WHAT TO DO: Where the string "color" occurs in a line of the data below, that line should be copied.
#### PROVIDED DATA ####
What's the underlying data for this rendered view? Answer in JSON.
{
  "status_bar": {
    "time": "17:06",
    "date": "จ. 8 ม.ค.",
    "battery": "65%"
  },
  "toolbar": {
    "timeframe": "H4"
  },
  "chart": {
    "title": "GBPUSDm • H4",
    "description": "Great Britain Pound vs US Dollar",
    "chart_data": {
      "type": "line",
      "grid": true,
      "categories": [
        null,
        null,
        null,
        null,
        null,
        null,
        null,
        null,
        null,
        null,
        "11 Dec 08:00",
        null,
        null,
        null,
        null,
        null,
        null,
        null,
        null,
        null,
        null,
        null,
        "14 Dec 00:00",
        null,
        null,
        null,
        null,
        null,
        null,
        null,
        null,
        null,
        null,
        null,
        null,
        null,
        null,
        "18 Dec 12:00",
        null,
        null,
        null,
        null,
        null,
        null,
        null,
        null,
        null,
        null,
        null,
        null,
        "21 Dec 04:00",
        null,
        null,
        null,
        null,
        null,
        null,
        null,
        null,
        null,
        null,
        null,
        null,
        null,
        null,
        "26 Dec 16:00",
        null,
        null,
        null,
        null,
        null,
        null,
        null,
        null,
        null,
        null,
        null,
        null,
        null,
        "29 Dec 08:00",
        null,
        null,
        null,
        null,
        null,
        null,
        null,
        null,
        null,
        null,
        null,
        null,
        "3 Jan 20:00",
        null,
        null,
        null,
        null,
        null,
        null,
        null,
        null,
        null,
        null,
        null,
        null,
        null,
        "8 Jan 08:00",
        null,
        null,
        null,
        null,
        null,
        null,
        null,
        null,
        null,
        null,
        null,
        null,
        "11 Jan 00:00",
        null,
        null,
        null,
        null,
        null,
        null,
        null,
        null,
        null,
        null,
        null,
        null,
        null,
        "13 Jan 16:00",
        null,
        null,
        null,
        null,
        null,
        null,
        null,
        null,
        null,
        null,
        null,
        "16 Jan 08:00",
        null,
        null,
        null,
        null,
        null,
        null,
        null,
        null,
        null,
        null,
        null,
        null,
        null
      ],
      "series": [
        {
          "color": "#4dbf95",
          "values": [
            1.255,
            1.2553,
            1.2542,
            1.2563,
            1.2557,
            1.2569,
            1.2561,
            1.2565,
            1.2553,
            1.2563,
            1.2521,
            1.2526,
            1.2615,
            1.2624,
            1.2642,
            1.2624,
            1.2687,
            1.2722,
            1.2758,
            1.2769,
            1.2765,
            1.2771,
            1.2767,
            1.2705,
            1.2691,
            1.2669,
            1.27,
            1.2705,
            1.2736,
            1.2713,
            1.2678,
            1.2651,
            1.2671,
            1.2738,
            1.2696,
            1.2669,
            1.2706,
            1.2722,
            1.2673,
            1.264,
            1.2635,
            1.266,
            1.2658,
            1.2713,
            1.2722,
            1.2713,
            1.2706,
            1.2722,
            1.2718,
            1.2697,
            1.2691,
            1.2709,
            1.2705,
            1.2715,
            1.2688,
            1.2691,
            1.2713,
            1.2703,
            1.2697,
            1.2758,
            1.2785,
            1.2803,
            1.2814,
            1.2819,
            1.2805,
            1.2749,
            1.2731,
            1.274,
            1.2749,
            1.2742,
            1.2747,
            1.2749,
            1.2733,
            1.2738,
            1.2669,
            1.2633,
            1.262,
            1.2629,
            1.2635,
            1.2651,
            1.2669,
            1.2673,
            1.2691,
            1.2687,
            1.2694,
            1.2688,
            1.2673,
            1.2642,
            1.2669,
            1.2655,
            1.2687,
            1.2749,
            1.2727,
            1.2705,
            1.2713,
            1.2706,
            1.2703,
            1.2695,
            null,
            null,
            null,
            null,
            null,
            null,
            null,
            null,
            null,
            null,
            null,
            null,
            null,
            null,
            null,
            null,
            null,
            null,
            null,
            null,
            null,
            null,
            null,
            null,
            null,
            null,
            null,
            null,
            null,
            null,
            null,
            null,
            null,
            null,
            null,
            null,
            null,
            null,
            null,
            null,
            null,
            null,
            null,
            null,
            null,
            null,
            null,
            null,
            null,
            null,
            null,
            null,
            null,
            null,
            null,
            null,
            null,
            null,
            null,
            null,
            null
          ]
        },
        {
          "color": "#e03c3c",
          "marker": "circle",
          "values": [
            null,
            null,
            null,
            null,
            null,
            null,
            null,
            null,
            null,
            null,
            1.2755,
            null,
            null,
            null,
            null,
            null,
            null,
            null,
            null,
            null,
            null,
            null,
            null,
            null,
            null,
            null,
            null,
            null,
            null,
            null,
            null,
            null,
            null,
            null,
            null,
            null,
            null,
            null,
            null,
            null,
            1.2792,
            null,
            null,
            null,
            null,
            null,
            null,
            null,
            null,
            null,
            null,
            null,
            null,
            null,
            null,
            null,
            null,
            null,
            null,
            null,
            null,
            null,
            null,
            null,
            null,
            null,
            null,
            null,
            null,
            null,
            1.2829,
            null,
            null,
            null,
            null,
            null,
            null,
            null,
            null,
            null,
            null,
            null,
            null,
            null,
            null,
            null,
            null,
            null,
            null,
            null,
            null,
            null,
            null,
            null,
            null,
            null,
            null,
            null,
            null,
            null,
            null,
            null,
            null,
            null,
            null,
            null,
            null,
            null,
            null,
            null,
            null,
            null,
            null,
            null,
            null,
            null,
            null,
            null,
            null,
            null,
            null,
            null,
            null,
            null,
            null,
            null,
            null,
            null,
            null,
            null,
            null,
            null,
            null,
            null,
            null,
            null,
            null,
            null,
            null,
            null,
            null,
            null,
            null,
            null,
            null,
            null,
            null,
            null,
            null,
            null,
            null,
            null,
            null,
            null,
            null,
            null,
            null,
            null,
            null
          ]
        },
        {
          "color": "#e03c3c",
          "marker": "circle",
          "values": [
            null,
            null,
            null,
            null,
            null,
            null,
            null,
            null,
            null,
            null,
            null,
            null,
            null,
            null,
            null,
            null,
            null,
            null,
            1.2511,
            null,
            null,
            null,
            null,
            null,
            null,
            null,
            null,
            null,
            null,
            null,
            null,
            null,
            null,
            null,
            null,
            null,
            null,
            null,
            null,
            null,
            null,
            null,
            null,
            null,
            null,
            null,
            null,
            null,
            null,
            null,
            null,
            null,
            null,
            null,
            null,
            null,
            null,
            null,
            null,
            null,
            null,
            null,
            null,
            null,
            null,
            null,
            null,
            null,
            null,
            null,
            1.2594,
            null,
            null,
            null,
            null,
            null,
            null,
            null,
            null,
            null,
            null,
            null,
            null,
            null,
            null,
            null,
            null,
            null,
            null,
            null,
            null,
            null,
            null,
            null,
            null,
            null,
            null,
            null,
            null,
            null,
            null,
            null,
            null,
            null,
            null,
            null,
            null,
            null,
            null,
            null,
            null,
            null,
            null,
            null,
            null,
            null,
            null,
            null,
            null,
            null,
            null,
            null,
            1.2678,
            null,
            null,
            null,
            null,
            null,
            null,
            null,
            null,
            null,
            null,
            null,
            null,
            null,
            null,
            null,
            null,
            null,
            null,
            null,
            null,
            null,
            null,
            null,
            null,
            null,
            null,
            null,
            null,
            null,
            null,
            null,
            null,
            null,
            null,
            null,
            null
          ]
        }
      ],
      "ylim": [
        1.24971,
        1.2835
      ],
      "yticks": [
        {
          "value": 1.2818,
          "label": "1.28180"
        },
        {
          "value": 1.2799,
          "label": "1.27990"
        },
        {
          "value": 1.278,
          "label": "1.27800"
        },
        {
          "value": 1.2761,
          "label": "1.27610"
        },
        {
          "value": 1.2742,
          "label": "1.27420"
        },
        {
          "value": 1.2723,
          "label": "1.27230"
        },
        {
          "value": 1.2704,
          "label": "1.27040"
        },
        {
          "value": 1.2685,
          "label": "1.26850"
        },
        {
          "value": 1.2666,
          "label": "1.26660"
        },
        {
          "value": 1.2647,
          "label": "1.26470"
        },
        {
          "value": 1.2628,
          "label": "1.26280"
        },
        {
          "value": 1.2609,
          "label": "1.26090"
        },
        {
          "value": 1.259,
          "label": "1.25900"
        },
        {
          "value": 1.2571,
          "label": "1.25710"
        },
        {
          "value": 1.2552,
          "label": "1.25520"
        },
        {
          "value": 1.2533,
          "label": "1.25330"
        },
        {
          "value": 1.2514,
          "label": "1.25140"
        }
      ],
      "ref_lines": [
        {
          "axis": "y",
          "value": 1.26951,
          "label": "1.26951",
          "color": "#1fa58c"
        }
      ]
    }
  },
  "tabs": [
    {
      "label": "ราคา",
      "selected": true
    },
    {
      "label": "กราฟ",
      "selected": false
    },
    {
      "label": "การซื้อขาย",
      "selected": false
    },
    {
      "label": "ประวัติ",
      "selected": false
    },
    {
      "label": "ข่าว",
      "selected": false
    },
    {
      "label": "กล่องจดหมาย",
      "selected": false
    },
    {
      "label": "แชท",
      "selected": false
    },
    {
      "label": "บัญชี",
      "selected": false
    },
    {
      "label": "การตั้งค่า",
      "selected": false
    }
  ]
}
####
ANSWER TO THE EXERCISE:
          "color": "#4dbf95",
          "color": "#e03c3c",
          "color": "#e03c3c",
          "color": "#1fa58c"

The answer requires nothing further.